There has been controversy about the relationship between menopause and depression. This study utilizes a unique prospective population-based data set of middle-aged, Australian-born women to identify determinants of depressed mood.
The Melbourne Women’s Midlife Health Project sample consisted of 438 women aged 45 to 55 at baseline; they were followed annually for 11 years. Of this group, 314 (72%) completed the Center for Epidemiologic Studies Depression Scale (CES-D) scale in year 11 to measure depressed mood. Variables measured at baseline and annually included negative mood (measured with Affectometer) and psychosocial, hormonal, health, and lifestyle factors.
Women who had the highest CES-D scores were those who by year 11 were still in the menopause transition stage (had not reached final menstrual period) or had experienced surgical menopause. CES-D correlated with negative mood measured concurrently (r = 0.63) and baseline negative mood (r = 0.37). There was a significant reduction in negative mood for all menopause status groups, but those who experienced surgical menopause showed less reduction than other women. Ever-use or number of years of use of hormone therapy made no difference to CES-D outcome. CES-D was associated with baseline negative attitudes toward aging, mood, and premenstrual complaint experience and annual mood, poor self-rated health, number of bothersome symptoms, and daily hassles.

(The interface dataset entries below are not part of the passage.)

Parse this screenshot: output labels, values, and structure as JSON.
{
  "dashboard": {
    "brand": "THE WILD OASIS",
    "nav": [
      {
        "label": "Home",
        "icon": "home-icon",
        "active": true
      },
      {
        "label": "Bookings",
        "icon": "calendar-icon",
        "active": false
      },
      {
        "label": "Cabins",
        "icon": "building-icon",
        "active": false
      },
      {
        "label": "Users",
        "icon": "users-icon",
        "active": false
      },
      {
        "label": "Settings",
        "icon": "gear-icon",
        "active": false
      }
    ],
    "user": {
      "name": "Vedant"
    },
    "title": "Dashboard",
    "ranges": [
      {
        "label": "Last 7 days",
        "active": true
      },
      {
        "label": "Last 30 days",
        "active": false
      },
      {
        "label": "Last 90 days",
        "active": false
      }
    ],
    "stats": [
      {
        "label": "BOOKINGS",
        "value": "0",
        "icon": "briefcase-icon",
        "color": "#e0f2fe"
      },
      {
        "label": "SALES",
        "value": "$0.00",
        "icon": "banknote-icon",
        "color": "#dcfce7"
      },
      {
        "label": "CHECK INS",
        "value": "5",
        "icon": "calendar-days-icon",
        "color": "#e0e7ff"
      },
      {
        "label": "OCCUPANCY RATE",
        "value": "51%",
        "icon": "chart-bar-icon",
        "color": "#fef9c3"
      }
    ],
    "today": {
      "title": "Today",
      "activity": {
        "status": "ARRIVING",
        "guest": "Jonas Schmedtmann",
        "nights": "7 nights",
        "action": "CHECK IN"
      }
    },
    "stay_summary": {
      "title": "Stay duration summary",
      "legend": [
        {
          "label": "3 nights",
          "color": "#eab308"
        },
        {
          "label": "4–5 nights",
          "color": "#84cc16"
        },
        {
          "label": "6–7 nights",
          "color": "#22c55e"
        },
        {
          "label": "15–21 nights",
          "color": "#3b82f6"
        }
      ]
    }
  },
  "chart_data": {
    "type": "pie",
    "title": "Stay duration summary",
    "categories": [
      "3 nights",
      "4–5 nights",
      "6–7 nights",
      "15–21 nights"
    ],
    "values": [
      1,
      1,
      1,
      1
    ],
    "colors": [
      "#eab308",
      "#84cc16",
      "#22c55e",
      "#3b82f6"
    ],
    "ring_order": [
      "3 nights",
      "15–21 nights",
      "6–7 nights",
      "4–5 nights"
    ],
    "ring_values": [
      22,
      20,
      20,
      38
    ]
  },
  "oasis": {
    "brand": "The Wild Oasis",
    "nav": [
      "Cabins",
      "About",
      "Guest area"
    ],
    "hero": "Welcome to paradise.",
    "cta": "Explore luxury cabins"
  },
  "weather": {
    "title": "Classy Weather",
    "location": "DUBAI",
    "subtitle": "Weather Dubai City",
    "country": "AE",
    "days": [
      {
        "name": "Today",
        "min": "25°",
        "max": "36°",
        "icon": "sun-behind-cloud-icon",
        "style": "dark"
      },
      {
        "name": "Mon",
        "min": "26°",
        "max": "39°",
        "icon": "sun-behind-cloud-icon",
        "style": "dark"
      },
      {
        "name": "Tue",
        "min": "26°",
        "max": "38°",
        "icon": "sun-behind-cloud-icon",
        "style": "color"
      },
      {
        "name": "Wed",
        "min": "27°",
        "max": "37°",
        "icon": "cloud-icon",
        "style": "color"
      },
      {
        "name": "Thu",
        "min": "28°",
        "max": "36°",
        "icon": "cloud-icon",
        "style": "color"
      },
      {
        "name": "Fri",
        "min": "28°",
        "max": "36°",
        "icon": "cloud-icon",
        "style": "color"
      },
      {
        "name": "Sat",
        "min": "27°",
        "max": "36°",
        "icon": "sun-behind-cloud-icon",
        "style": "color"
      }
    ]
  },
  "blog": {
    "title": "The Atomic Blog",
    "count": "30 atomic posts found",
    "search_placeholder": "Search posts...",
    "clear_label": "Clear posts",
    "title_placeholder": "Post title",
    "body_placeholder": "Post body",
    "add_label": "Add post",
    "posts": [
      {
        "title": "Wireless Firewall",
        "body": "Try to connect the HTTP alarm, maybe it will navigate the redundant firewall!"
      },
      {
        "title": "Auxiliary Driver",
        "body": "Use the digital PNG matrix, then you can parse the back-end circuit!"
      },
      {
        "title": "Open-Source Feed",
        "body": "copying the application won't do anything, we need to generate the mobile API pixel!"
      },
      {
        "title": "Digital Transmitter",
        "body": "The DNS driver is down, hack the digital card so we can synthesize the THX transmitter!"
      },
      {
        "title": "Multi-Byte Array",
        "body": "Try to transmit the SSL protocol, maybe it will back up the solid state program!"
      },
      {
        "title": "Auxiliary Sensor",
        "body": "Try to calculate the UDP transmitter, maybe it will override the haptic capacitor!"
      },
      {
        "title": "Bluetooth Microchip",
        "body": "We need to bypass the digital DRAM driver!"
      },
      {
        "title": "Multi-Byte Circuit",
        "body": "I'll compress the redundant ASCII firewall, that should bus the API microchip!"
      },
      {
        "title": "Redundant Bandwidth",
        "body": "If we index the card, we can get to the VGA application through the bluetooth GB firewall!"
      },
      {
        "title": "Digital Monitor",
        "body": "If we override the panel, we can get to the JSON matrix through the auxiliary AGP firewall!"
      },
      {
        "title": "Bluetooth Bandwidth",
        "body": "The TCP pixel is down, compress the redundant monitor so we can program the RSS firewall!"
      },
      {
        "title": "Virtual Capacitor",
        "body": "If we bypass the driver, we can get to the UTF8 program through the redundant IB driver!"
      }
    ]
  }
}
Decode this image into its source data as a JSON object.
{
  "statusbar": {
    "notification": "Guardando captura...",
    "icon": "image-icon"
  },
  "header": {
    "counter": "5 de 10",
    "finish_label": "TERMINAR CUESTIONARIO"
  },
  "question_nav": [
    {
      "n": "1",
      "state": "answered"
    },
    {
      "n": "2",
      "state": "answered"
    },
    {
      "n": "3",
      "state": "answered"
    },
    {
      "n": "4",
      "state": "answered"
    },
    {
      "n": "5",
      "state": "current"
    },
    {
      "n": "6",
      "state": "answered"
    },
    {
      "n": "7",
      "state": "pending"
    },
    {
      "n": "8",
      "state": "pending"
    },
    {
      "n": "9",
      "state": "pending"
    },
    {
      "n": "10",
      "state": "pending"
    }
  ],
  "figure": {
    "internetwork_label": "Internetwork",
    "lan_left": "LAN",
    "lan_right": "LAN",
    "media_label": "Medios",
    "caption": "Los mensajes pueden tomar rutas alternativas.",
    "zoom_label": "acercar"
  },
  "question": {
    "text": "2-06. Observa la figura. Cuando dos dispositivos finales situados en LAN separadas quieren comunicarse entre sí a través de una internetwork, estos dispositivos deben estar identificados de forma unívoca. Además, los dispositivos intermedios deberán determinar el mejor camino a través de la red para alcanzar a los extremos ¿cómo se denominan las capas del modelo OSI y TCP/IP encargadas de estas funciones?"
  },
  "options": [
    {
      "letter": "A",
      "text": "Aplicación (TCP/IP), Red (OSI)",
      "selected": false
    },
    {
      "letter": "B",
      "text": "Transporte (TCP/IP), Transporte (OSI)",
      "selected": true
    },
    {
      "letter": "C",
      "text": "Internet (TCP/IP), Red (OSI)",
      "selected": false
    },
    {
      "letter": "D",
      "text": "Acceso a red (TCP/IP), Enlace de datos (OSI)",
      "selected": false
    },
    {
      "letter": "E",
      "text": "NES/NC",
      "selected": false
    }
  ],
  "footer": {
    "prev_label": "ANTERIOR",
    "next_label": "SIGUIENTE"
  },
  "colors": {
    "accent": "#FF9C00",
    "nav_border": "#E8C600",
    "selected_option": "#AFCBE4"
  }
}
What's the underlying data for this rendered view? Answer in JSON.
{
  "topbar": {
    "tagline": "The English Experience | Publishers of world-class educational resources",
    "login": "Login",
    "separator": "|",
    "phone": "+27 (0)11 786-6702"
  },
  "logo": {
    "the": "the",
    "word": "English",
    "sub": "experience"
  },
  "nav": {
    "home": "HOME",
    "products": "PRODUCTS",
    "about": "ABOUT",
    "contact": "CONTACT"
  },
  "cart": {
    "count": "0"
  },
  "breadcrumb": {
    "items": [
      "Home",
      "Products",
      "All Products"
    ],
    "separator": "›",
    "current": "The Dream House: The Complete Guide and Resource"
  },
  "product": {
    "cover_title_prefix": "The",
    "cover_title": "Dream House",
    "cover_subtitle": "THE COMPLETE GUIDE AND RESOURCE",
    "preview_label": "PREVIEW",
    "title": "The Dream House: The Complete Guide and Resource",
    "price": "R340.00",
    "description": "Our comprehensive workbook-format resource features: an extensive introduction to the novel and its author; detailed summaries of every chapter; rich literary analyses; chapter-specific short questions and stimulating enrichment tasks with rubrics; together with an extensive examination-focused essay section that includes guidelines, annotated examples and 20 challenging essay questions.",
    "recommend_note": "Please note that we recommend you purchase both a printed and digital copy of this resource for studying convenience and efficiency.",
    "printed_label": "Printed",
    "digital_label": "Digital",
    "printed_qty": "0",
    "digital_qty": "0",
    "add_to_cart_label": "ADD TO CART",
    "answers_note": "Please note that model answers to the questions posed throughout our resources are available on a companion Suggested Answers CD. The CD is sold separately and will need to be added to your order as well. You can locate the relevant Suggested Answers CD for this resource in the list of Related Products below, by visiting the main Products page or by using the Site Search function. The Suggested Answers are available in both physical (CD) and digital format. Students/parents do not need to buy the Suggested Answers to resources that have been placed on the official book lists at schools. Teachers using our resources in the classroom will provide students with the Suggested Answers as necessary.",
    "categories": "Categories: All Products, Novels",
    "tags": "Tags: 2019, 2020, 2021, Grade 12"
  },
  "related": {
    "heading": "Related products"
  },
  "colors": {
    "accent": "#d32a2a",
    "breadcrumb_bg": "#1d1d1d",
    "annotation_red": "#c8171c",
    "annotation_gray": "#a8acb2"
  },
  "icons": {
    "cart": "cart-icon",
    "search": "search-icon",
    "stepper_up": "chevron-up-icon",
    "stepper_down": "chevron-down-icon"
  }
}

Women most likely to have higher depressed mood in the age group 57 to 67 are those who have undergone surgical menopause or have menstruated within the last 12 months. Prior negative mood, history of premenstrual complaints, negative attitudes toward aging or menopause, poor health, and daily hassles predict depressed mood.